*** Block opens ***

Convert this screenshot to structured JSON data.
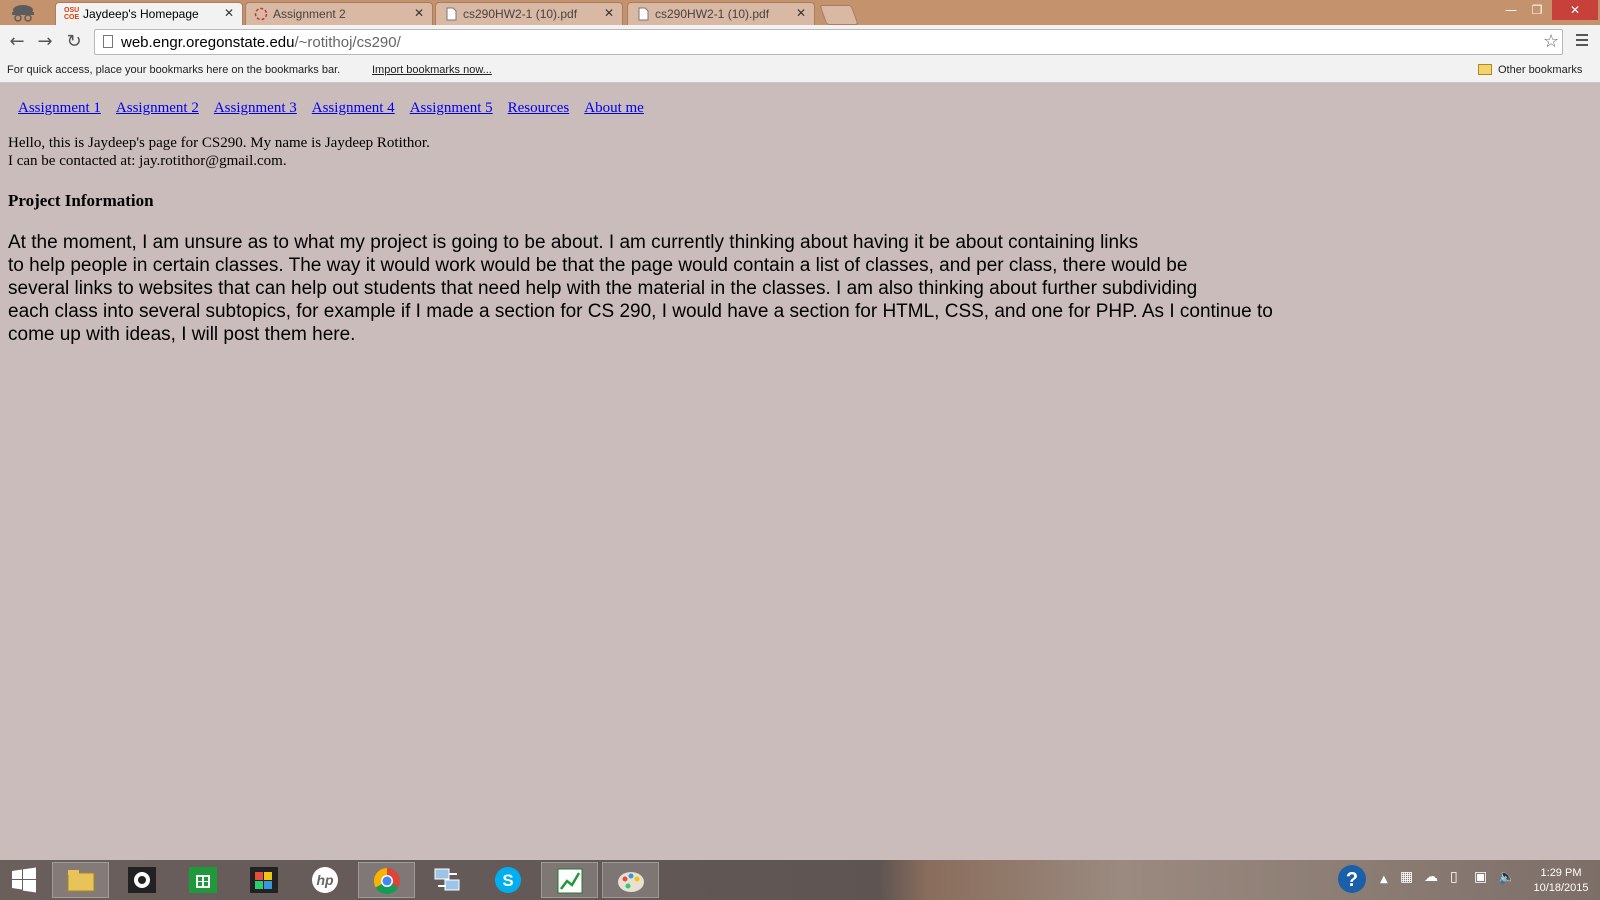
{
  "browser": {
    "tabs": [
      {
        "label": "Jaydeep's Homepage",
        "active": true
      },
      {
        "label": "Assignment 2",
        "active": false
      },
      {
        "label": "cs290HW2-1 (10).pdf",
        "active": false
      },
      {
        "label": "cs290HW2-1 (10).pdf",
        "active": false
      }
    ],
    "favicon_text": "OSU COE",
    "url_host": "web.engr.oregonstate.edu",
    "url_path": "/~rotithoj/cs290/",
    "bookmarks_hint": "For quick access, place your bookmarks here on the bookmarks bar.",
    "import_link": "Import bookmarks now...",
    "other_bookmarks": "Other bookmarks"
  },
  "page": {
    "nav": [
      "Assignment 1",
      "Assignment 2",
      "Assignment 3",
      "Assignment 4",
      "Assignment 5",
      "Resources",
      "About me"
    ],
    "intro_line1": "Hello, this is Jaydeep's page for CS290. My name is Jaydeep Rotithor.",
    "intro_line2": "I can be contacted at: jay.rotithor@gmail.com.",
    "heading": "Project Information",
    "project_lines": [
      "At the moment, I am unsure as to what my project is going to be about. I am currently thinking about having it be about containing links",
      "to help people in certain classes. The way it would work would be that the page would contain a list of classes, and per class, there would be",
      "several links to websites that can help out students that need help with the material in the classes. I am also thinking about further subdividing",
      "each class into several subtopics, for example if I made a section for CS 290, I would have a section for HTML, CSS, and one for PHP. As I continue to",
      "come up with ideas, I will post them here."
    ]
  },
  "taskbar": {
    "time": "1:29 PM",
    "date": "10/18/2015",
    "apps": [
      "start-icon",
      "file-explorer-icon",
      "camera-icon",
      "store-icon",
      "photo-app-icon",
      "hp-icon",
      "chrome-icon",
      "network-tool-icon",
      "skype-icon",
      "chart-app-icon",
      "paint-icon"
    ],
    "help_icon_label": "?"
  },
  "colors": {
    "page_background": "#cbbcbc",
    "titlebar": "#c4926d",
    "link": "#0000ee"
  }
}
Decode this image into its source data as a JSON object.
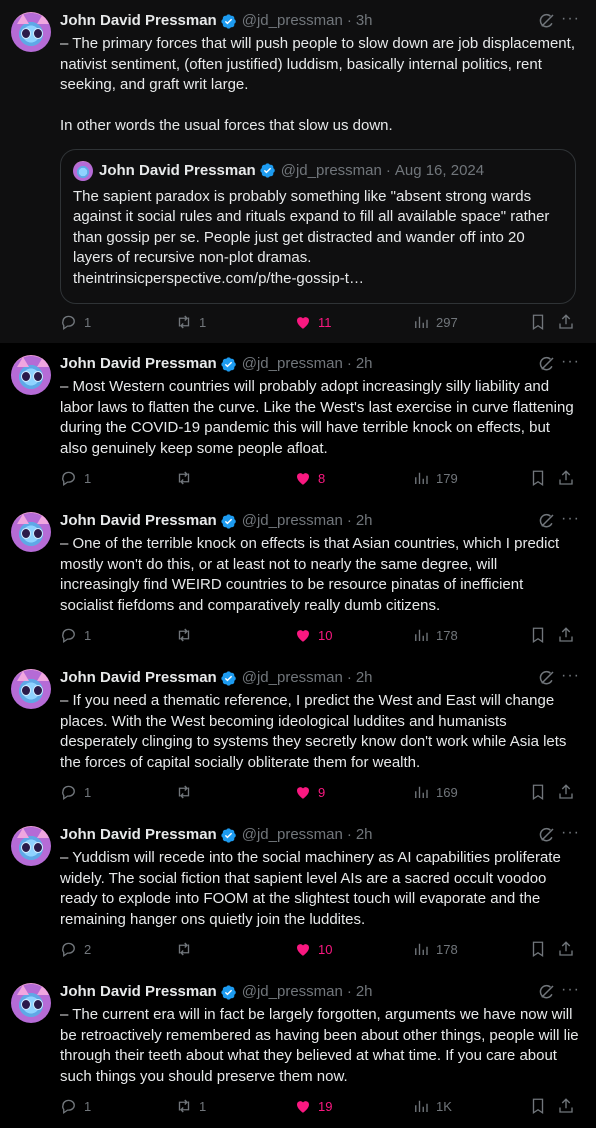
{
  "author": {
    "name": "John David Pressman",
    "handle": "@jd_pressman"
  },
  "colors": {
    "like": "#f91880",
    "muted": "#71767b",
    "verified": "#1d9bf0",
    "text": "#e7e9ea"
  },
  "tweets": [
    {
      "time": "3h",
      "text": "– The primary forces that will push people to slow down are job displacement, nativist sentiment, (often justified) luddism, basically internal politics, rent seeking, and graft writ large.\n\nIn other words the usual forces that slow us down.",
      "quote": {
        "name": "John David Pressman",
        "handle": "@jd_pressman",
        "date": "Aug 16, 2024",
        "text": "The sapient paradox is probably something like \"absent strong wards against it social rules and rituals expand to fill all available space\" rather than gossip per se. People just get distracted and wander off into 20 layers of recursive non-plot dramas.",
        "link": "theintrinsicperspective.com/p/the-gossip-t…"
      },
      "replies": "1",
      "retweets": "1",
      "likes": "11",
      "views": "297"
    },
    {
      "time": "2h",
      "text": "– Most Western countries will probably adopt increasingly silly liability and labor laws to flatten the curve. Like the West's last exercise in curve flattening during the COVID-19 pandemic this will have terrible knock on effects, but also genuinely keep some people afloat.",
      "replies": "1",
      "retweets": "",
      "likes": "8",
      "views": "179"
    },
    {
      "time": "2h",
      "text": "– One of the terrible knock on effects is that Asian countries, which I predict mostly won't do this, or at least not to nearly the same degree, will increasingly find WEIRD countries to be resource pinatas of inefficient socialist fiefdoms and comparatively really dumb citizens.",
      "replies": "1",
      "retweets": "",
      "likes": "10",
      "views": "178"
    },
    {
      "time": "2h",
      "text": "– If you need a thematic reference, I predict the West and East will change places. With the West becoming ideological luddites and humanists desperately clinging to systems they secretly know don't work while Asia lets the forces of capital socially obliterate them for wealth.",
      "replies": "1",
      "retweets": "",
      "likes": "9",
      "views": "169"
    },
    {
      "time": "2h",
      "text": "– Yuddism will recede into the social machinery as AI capabilities proliferate widely. The social fiction that sapient level AIs are a sacred occult voodoo ready to explode into FOOM at the slightest touch will evaporate and the remaining hanger ons quietly join the luddites.",
      "replies": "2",
      "retweets": "",
      "likes": "10",
      "views": "178"
    },
    {
      "time": "2h",
      "text": "– The current era will in fact be largely forgotten, arguments we have now will be retroactively remembered as having been about other things, people will lie through their teeth about what they believed at what time. If you care about such things you should preserve them now.",
      "replies": "1",
      "retweets": "1",
      "likes": "19",
      "views": "1K"
    }
  ]
}
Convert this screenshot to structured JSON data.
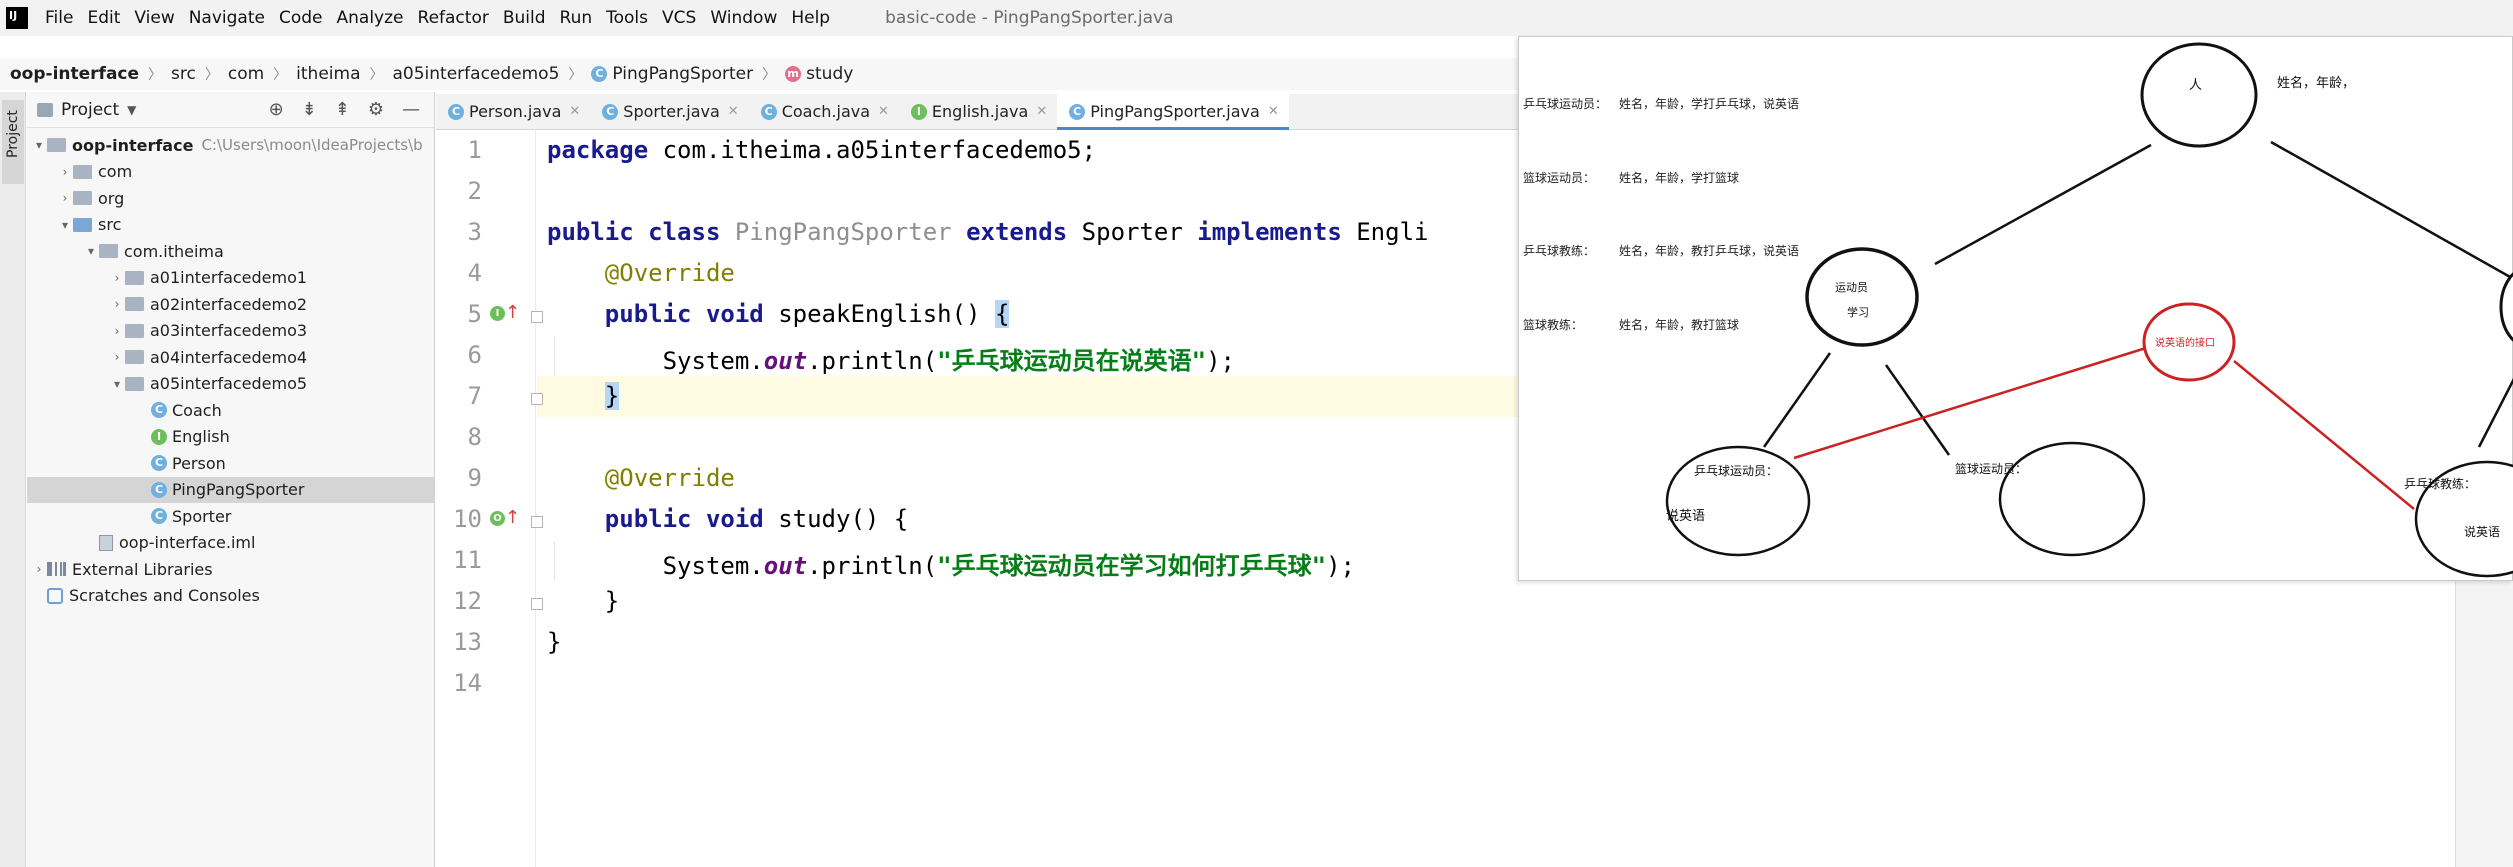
{
  "menubar": {
    "items": [
      "File",
      "Edit",
      "View",
      "Navigate",
      "Code",
      "Analyze",
      "Refactor",
      "Build",
      "Run",
      "Tools",
      "VCS",
      "Window",
      "Help"
    ],
    "window_title": "basic-code - PingPangSporter.java"
  },
  "breadcrumb": {
    "items": [
      "oop-interface",
      "src",
      "com",
      "itheima",
      "a05interfacedemo5",
      "PingPangSporter",
      "study"
    ]
  },
  "toolstrip": {
    "project_tab": "Project"
  },
  "project_panel": {
    "title": "Project",
    "tree": [
      {
        "label": "oop-interface",
        "hint": "C:\\Users\\moon\\IdeaProjects\\b"
      },
      {
        "label": "com"
      },
      {
        "label": "org"
      },
      {
        "label": "src"
      },
      {
        "label": "com.itheima"
      },
      {
        "label": "a01interfacedemo1"
      },
      {
        "label": "a02interfacedemo2"
      },
      {
        "label": "a03interfacedemo3"
      },
      {
        "label": "a04interfacedemo4"
      },
      {
        "label": "a05interfacedemo5"
      },
      {
        "label": "Coach"
      },
      {
        "label": "English"
      },
      {
        "label": "Person"
      },
      {
        "label": "PingPangSporter"
      },
      {
        "label": "Sporter"
      },
      {
        "label": "oop-interface.iml"
      },
      {
        "label": "External Libraries"
      },
      {
        "label": "Scratches and Consoles"
      }
    ]
  },
  "tabs": [
    {
      "label": "Person.java"
    },
    {
      "label": "Sporter.java"
    },
    {
      "label": "Coach.java"
    },
    {
      "label": "English.java"
    },
    {
      "label": "PingPangSporter.java"
    }
  ],
  "editor": {
    "line_numbers": [
      "1",
      "2",
      "3",
      "4",
      "5",
      "6",
      "7",
      "8",
      "9",
      "10",
      "11",
      "12",
      "13",
      "14"
    ],
    "tokens": {
      "package_kw": "package",
      "package_name": " com.itheima.a05interfacedemo5;",
      "public": "public",
      "class": "class",
      "class_name": "PingPangSporter",
      "extends": "extends",
      "super": "Sporter",
      "implements": "implements",
      "iface": "Engli",
      "override": "@Override",
      "void": "void",
      "speak_sig": "speakEnglish() ",
      "open_brace": "{",
      "close_brace": "}",
      "system": "System.",
      "out": "out",
      "println": ".println(",
      "str1": "\"乒乓球运动员在说英语\"",
      "end": ");",
      "study_sig": "study() {",
      "str2": "\"乒乓球运动员在学习如何打乒乓球\"",
      "class_close": "}"
    }
  },
  "diagram": {
    "notes": [
      {
        "label": "乒乓球运动员：",
        "text": "姓名，年龄，学打乒乓球，说英语"
      },
      {
        "label": "篮球运动员：",
        "text": "姓名，年龄，学打篮球"
      },
      {
        "label": "乒乓球教练：",
        "text": "姓名，年龄，教打乒乓球，说英语"
      },
      {
        "label": "篮球教练：",
        "text": "姓名，年龄，教打篮球"
      }
    ],
    "person_node": "人",
    "person_attrs": "姓名，年龄，",
    "athlete_node_line1": "运动员",
    "athlete_node_line2": "学习",
    "interface_node": "说英语的接口",
    "pp_athlete_line1": "乒乓球运动员：",
    "pp_athlete_line2": "说英语",
    "bb_athlete": "篮球运动员：",
    "pp_coach_line1": "乒乓球教练：",
    "pp_coach_line2": "说英语",
    "red_color": "#cc2222"
  }
}
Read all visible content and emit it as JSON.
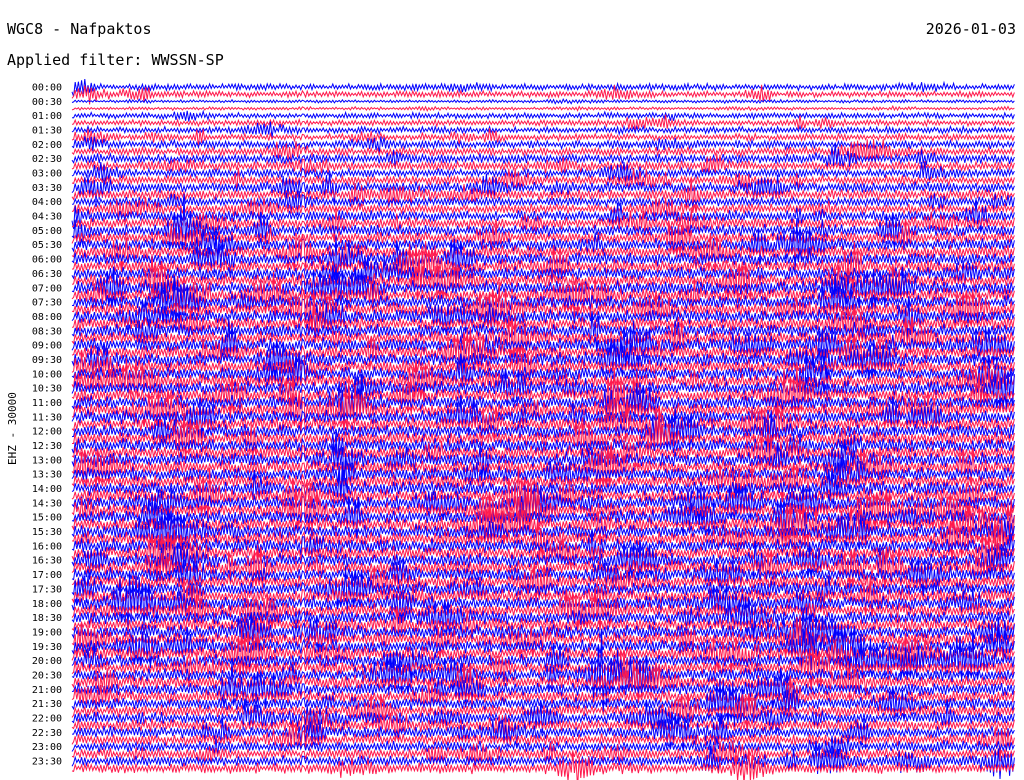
{
  "header": {
    "station": "WGC8 - Nafpaktos",
    "date": "2026-01-03",
    "filter": "Applied filter: WWSSN-SP",
    "channel": "EHZ - 30000"
  },
  "chart_data": {
    "type": "line",
    "y_ticks": [
      "00:00",
      "00:30",
      "01:00",
      "01:30",
      "02:00",
      "02:30",
      "03:00",
      "03:30",
      "04:00",
      "04:30",
      "05:00",
      "05:30",
      "06:00",
      "06:30",
      "07:00",
      "07:30",
      "08:00",
      "08:30",
      "09:00",
      "09:30",
      "10:00",
      "10:30",
      "11:00",
      "11:30",
      "12:00",
      "12:30",
      "13:00",
      "13:30",
      "14:00",
      "14:30",
      "15:00",
      "15:30",
      "16:00",
      "16:30",
      "17:00",
      "17:30",
      "18:00",
      "18:30",
      "19:00",
      "19:30",
      "20:00",
      "20:30",
      "21:00",
      "21:30",
      "22:00",
      "22:30",
      "23:00",
      "23:30"
    ],
    "traces_per_label": 2,
    "series_colors": [
      "#0000ff",
      "#ff1a4d"
    ],
    "amplitude_levels": [
      0.35,
      0.05,
      0.3,
      0.35,
      0.5,
      0.6,
      0.55,
      0.7,
      0.6,
      0.75,
      0.8,
      0.9,
      0.95,
      0.95,
      1.0,
      1.0,
      1.0,
      1.0,
      1.0,
      1.0,
      1.0,
      1.0,
      1.0,
      1.0,
      1.0,
      1.0,
      1.0,
      1.0,
      1.0,
      1.0,
      1.0,
      1.0,
      1.0,
      1.0,
      1.0,
      1.0,
      1.0,
      1.0,
      1.0,
      1.0,
      0.95,
      0.95,
      0.9,
      0.85,
      0.8,
      0.75,
      0.7,
      0.7
    ],
    "grid": false
  }
}
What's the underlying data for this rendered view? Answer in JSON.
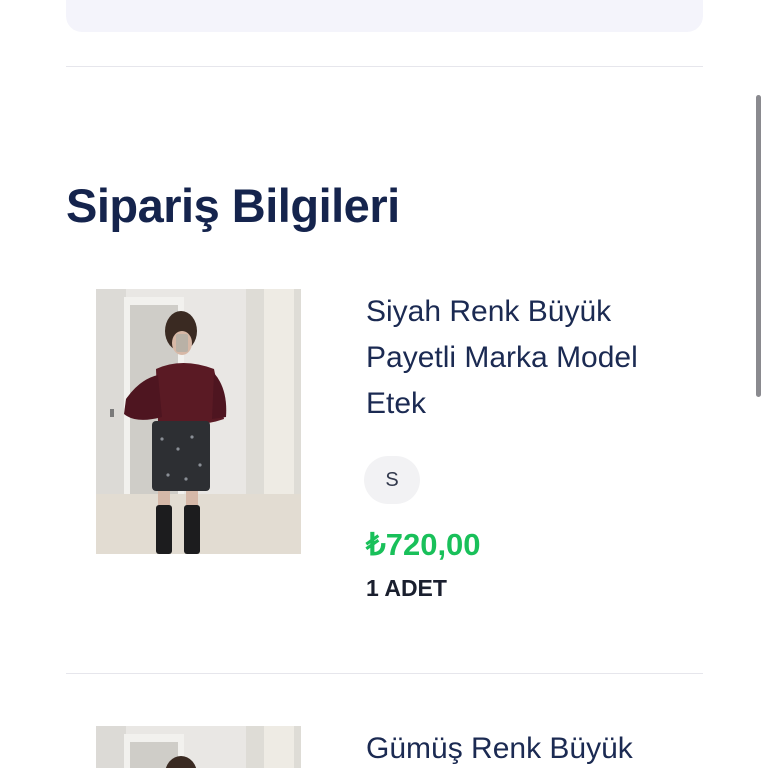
{
  "order_section": {
    "title": "Sipariş Bilgileri"
  },
  "items": [
    {
      "name": "Siyah Renk Büyük Payetli Marka Model Etek",
      "size": "S",
      "price": "₺720,00",
      "quantity": "1 ADET"
    },
    {
      "name": "Gümüş Renk Büyük"
    }
  ],
  "colors": {
    "title": "#15244d",
    "price": "#19c05a",
    "chip_bg": "#f2f2f4",
    "top_card_bg": "#f4f4fb"
  },
  "scroll": {
    "fraction": 0.05
  }
}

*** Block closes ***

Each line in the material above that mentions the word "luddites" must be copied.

**EXERCISE RESULT**
      "text": "– If you need a thematic reference, I predict the West and East will change places. With the West becoming ideological luddites and humanists desperately clinging to systems they secretly know don't work while Asia lets the forces of capital socially obliterate them for wealth.",
      "text": "– Yuddism will recede into the social machinery as AI capabilities proliferate widely. The social fiction that sapient level AIs are a sacred occult voodoo ready to explode into FOOM at the slightest touch will evaporate and the remaining hanger ons quietly join the luddites.",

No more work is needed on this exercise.